=== MATERIAL FOR THE TASK ===
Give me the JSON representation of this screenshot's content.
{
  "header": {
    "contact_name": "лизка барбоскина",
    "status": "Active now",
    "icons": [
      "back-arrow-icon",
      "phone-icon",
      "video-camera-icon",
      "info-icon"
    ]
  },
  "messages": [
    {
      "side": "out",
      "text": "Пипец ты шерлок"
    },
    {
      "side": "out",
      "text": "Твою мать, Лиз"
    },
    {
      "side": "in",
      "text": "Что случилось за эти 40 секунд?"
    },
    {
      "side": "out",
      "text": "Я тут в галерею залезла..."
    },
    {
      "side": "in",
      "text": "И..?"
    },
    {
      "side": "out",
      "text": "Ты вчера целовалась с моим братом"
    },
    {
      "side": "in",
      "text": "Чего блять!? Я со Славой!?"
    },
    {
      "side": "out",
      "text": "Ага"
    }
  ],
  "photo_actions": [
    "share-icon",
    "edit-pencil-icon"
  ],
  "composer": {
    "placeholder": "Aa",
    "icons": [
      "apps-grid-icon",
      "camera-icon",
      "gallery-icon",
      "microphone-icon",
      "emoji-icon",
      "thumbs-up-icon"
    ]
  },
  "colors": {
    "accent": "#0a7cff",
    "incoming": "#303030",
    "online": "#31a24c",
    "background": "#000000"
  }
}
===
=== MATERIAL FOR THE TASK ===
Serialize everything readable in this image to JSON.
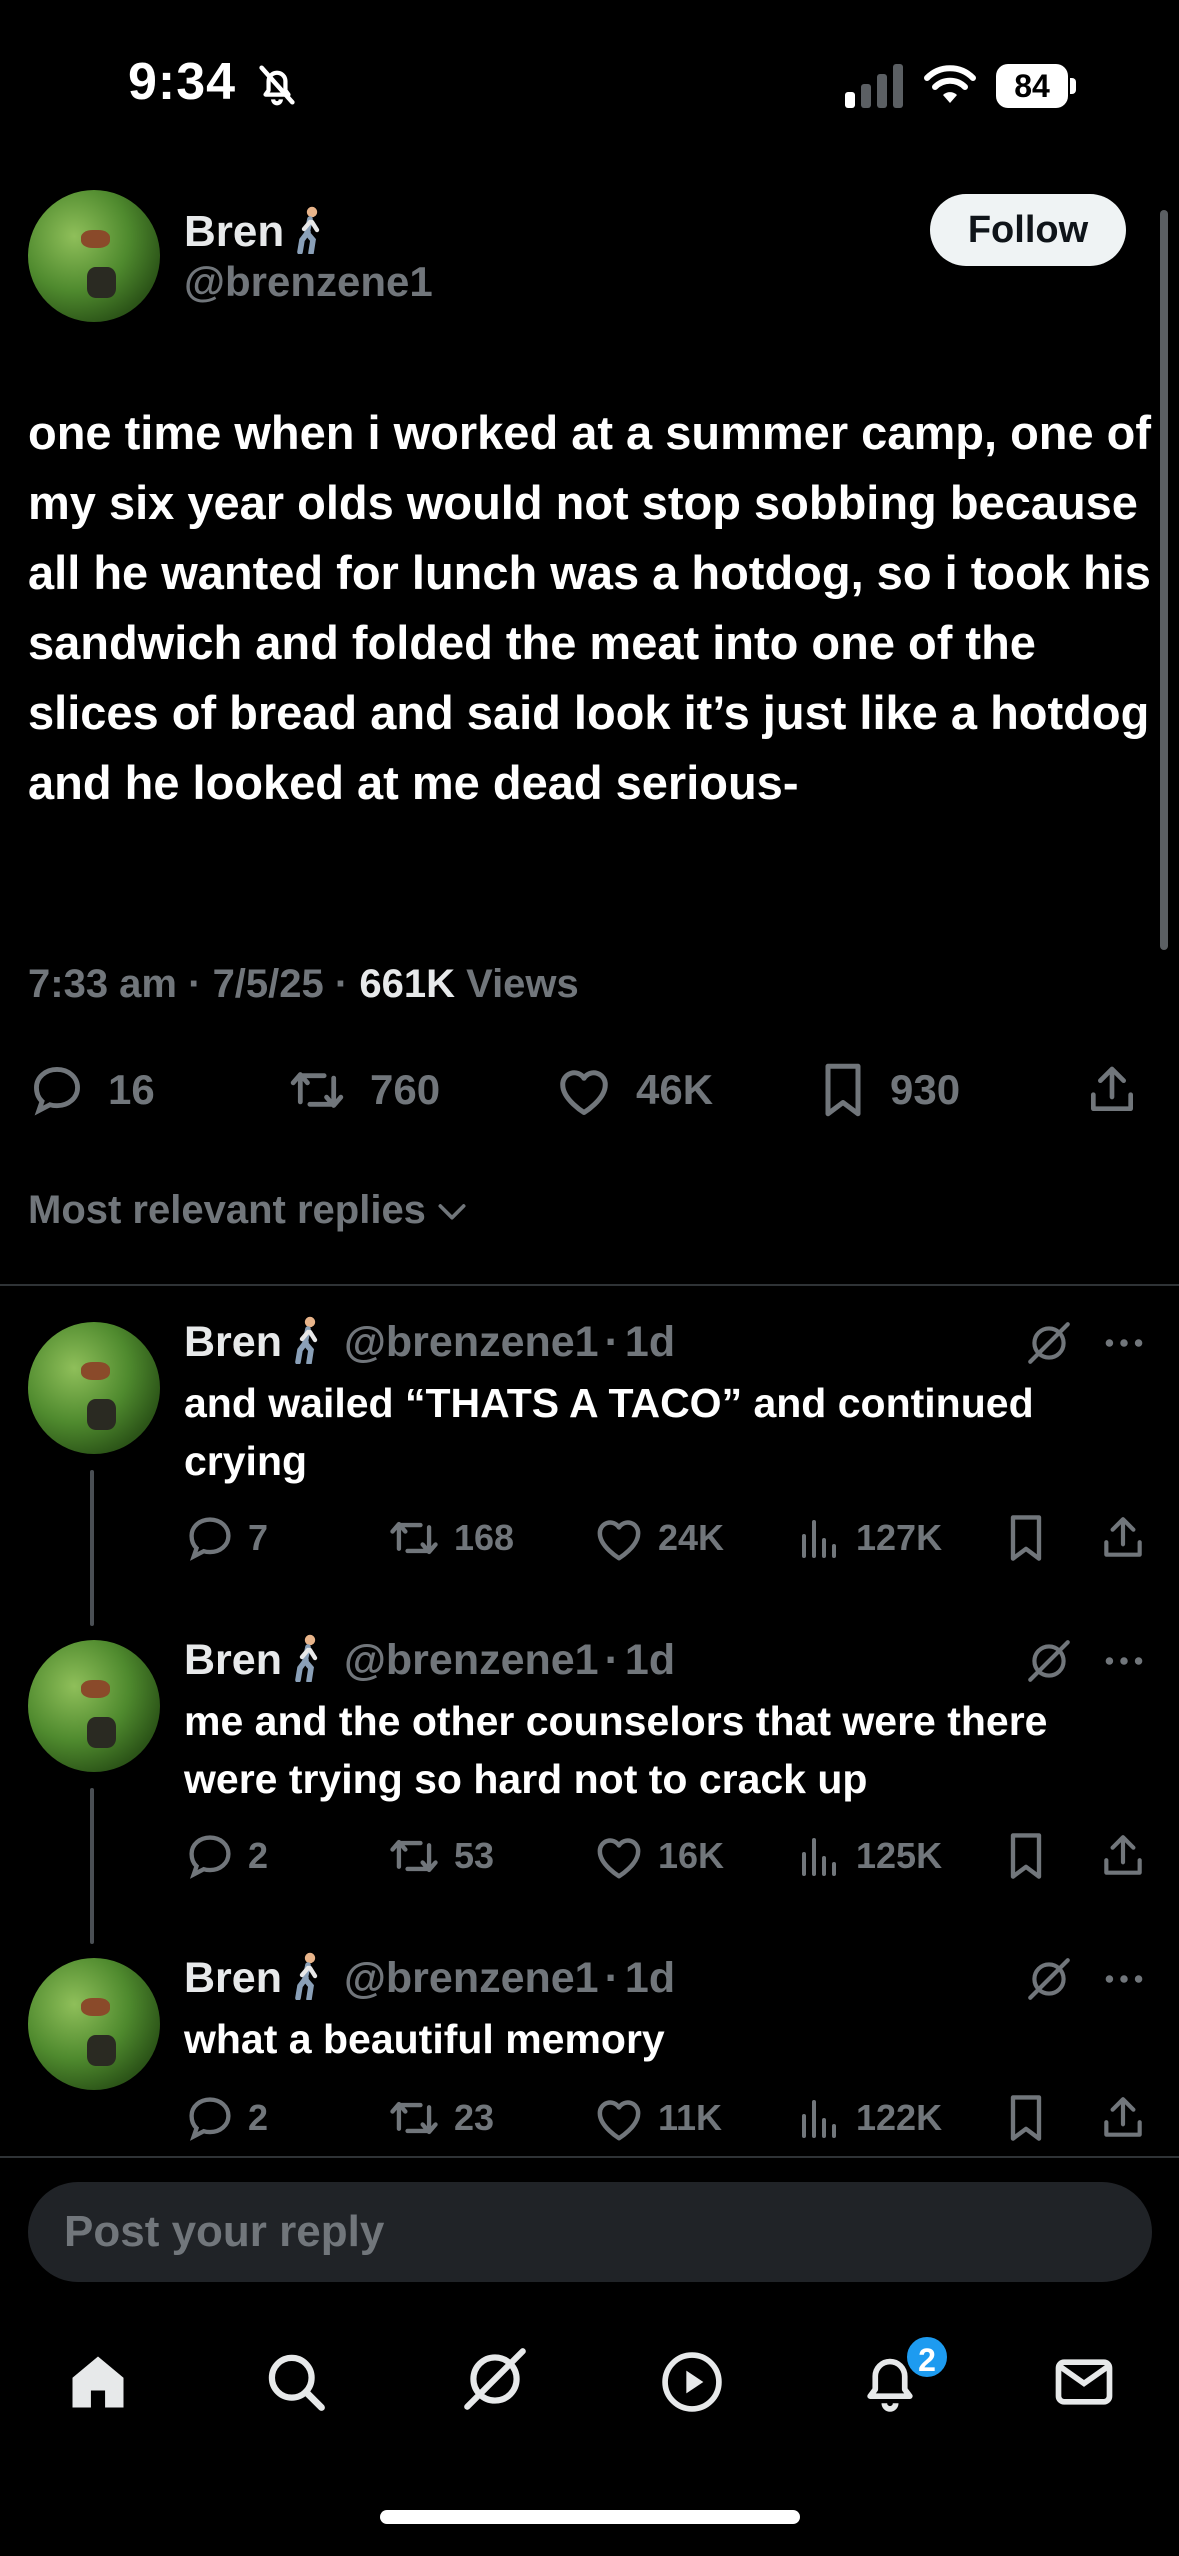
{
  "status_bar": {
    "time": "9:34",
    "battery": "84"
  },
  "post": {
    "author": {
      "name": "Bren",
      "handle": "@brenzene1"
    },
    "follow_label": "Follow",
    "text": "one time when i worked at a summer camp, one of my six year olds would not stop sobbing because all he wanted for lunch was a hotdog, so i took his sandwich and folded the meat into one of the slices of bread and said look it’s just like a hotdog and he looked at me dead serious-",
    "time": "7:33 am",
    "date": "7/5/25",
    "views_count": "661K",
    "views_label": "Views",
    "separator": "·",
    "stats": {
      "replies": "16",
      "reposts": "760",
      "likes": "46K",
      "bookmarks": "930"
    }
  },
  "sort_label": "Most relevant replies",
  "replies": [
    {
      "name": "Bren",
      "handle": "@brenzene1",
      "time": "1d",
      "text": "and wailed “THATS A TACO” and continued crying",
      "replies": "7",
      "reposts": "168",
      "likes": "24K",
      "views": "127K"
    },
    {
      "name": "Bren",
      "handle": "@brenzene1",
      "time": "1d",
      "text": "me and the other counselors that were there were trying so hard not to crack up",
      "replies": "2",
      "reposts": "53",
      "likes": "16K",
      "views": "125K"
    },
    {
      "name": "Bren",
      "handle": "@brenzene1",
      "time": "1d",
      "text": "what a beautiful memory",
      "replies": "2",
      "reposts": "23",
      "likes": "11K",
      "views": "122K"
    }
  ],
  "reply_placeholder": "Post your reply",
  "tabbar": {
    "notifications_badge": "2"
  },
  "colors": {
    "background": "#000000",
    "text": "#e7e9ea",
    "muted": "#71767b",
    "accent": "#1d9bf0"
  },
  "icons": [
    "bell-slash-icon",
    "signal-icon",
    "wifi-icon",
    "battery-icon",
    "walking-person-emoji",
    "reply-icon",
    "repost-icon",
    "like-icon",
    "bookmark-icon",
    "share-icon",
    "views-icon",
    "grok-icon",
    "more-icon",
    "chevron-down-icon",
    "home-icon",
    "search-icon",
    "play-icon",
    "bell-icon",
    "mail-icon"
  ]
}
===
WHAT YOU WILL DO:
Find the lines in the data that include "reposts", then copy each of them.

ANSWER FOR THIS EXERCISE:
      "reposts": "760",
      "reposts": "168",
      "reposts": "53",
      "reposts": "23",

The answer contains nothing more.